## Assignment
Extract all lines that hold "Parks" from the records below.

[[ Supplied entries open ]]

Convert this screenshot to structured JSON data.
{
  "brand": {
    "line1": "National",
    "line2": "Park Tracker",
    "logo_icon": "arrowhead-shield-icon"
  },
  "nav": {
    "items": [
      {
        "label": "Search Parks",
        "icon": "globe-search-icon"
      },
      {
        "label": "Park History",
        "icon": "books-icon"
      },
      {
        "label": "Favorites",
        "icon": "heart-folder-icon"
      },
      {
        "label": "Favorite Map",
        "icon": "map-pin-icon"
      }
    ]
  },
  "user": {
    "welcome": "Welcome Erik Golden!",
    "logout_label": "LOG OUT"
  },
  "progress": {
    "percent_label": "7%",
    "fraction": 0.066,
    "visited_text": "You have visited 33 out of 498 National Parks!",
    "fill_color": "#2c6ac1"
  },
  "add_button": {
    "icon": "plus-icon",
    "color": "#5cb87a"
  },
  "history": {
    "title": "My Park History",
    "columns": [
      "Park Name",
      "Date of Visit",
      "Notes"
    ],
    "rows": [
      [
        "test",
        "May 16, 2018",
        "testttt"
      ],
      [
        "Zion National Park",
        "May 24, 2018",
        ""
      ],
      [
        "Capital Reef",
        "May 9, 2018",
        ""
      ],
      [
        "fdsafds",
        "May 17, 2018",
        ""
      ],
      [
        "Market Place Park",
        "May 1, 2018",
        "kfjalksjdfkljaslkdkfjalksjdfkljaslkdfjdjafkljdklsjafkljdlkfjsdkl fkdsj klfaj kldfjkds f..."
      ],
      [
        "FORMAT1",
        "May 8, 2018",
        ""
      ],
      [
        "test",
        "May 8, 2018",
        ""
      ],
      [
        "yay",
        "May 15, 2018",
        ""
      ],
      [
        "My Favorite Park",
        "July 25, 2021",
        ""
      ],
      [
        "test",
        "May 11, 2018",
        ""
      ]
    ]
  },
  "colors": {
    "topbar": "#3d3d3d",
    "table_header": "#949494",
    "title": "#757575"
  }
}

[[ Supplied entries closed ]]

## Answer to this task
        "label": "Search Parks",
    "visited_text": "You have visited 33 out of 498 National Parks!",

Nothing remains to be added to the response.